Against everyone who meditates injury to me,
Whether far or near,
Whether few or with many.
I invoke today all these virtues
Against every hostile merciless power
Which may assail my body and my soul,
Against the incantations of false
Against the black laws of heathenism,
Against the false laws of heresy,
Against the deceits of idolatry,
Against the spells of women, and smiths, and druids,
Against every knowledge that binds the soul of man.
Christ, protect me today
Against poison, against burning,
Against drowning, against death-wound,
That I may receive abundant reward.
Christ with me, Christ before me,
Christ behind me, Christ within me,
Christ beneath me, Christ above me,
Christ at my right, Christ at my left,
Christ in the fort,
Christ in the chariot,
Christ in the ship,
Christ in the heart of everyone who thinks of me,
Christ in the mouth of everyone who speaks to me,
Christ in every eye that sees me,
Christ in every ear that hears me.
I bind to myself today
The strong virtue of the Invocation of the Trinity,
I believe in the Trinity in Unity
The Creator of the Universe.
Blessed Saint Patrick,
glorious Apostle of Ireland,
who didst become a friend and father to me
for ages before my birth,
hear my prayer and accept, for God,
the sentiments of gratitude and veneration
with which my heart is filled.
Through thee I have inherited that faith
which is dearer than life.
I now make thee the representative of my thanks,
and the mediator of my homage to Almighty God.
Most holy Father and patron of my country,
despise not my weakness;
remember that the cries of little children
were the sounds that rose,
like a mysterious voice from heaven,
and invited thee to come amongst us.
Listen, then, to my humble supplication;
may my prayer ascend to the throne of God,
with the praises and blessings
which shall ever sanctify thy name and thy memory.
May my hope be animated
by the patronage and intercession of our forefathers,
who now enjoy eternal bliss and owe their salvation,
under God, to thy courage and charity.
Obtain for me grace to love God
with my whole heart,
to serve him with my whole strength,
and to persevere in good purposes to the end,
o faithful shepherd of the flock,
who wouldst have laid down a thousand lives to save one soul,
take my soul,
and the souls of my countrymen,
under thy special care.
Be a father to the Church
and her faithful people.
Grant that all hearts may share the blessed fruits of that Gospel
thou didst plant and water.
Grant that, as our ancestors of old had learned,
under thy guidance,
to unite science with virtue,
we too, may learn, under thy patronage,
to consecrate all Christian duty to the glory of God.
I commend to thee my native land,
which was so dear to thee while on earth.
Protect it still, and, above all,
direct its chief pastors and all leaders of the Church,
particularly those who teach us.
Give them grace to walk in thy footsteps,
to nurture the flock with the word of life
and the bread of salvation,
and to lead the heirs of the Saints thou hast formed
to the possession of that glory which they,

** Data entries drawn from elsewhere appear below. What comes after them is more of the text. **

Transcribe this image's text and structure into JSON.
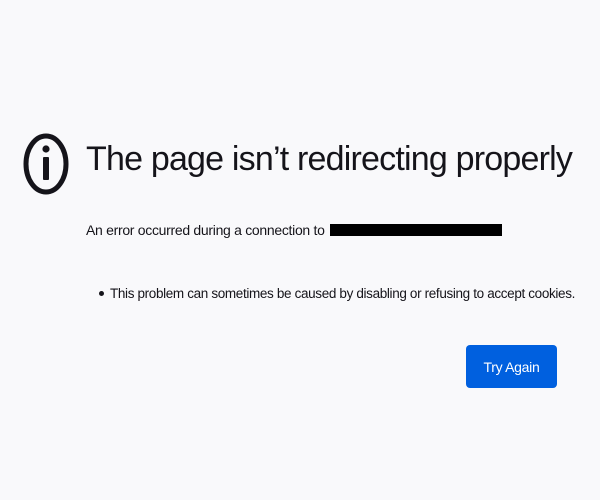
{
  "error": {
    "icon": "info-icon",
    "title": "The page isn’t redirecting properly",
    "description": "An error occurred during a connection to",
    "reasons": [
      "This problem can sometimes be caused by disabling or refusing to accept cookies."
    ]
  },
  "actions": {
    "try_again_label": "Try Again"
  },
  "colors": {
    "background": "#f9f9fb",
    "text": "#15141a",
    "primary_button": "#0060df",
    "redaction": "#000000"
  }
}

with Thee, enjoy in the kingdom of the Blessed:
through Christ Jesus, our Lord.
V. Pray for us, O glorious Saint Patrick.

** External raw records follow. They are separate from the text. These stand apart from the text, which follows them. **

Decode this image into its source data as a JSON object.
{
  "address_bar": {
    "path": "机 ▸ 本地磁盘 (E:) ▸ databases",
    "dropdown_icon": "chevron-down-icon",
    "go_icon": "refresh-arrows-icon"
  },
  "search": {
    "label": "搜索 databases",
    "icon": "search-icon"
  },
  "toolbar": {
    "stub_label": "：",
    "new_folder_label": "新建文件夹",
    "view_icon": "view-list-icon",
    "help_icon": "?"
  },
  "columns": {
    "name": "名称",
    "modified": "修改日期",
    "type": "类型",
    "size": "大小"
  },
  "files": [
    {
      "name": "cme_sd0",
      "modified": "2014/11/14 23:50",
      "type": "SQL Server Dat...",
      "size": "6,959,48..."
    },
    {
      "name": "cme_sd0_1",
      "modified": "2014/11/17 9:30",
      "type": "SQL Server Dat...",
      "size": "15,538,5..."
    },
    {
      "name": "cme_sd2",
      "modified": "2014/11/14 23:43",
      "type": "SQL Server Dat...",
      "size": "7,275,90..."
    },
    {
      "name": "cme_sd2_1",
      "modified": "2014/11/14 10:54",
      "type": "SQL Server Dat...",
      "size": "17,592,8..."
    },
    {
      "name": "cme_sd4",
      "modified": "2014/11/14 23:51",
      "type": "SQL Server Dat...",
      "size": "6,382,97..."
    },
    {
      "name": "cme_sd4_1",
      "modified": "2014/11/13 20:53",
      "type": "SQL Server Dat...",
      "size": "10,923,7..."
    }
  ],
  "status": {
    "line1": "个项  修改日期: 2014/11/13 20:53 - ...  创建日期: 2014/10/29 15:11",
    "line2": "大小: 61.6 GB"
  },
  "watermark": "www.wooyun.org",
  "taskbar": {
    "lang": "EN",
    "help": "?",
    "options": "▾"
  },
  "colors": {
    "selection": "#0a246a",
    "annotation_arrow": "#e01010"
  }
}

R. And obtain for us the intention of this Novena.
Tuesday, March 16, 2004
The late George Harrison
"The actor who plays Jesus in the controversial The Passion of the Christ had an audience with the Pope on Monday, the Vatican confirmed.

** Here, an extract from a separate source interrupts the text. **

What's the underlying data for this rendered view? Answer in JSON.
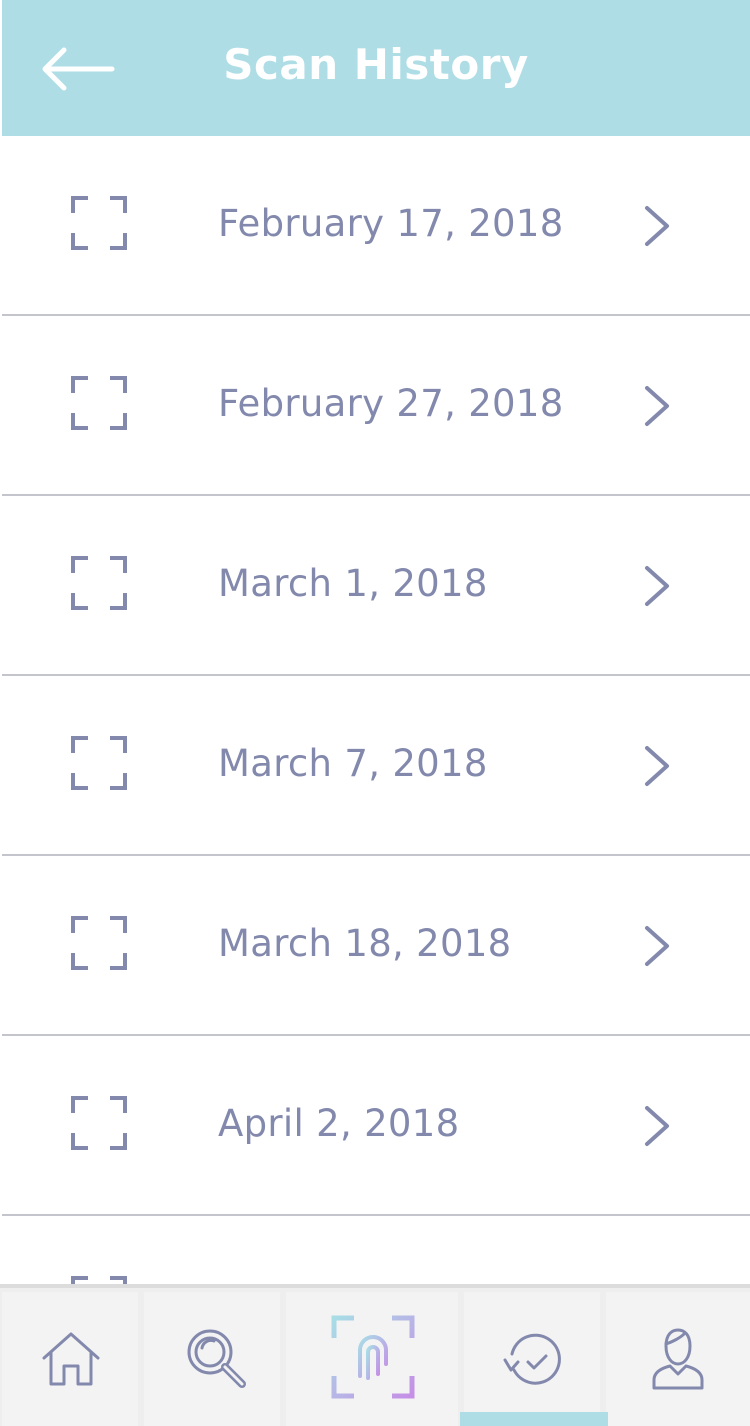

Jim Caviezel, 35, had a brief meeting with Pope John Paul II who then blessed the devoutly Catholic actor.
Caviezel's wife and parents-in-law were also present at the Vatican meeting."
'No crime' seen in man nailing himself to cross from The Bangor Daily News.
From the article:
"Somerset County Lt. Pierre Boucher said the man took two pieces of wood, nailed them together in the form of a cross and placed them on his living-room floor. He attached a note saying "suicide" to the wood and then proceeded to nail one of his hands to the makeshift cross using a 14-penny nail and a hammer.
"When he realized that he was unable to nail his other hand to the board, he called 911," said Boucher. It was unclear whether the man was seeking assistance for his injury or help in nailing his other hand down."
For the record, the article also says the man told deputies he had not seen the movie "The Passion of the Christ".
Do you think maybe a few bad ice cubes may have been involved in this incident?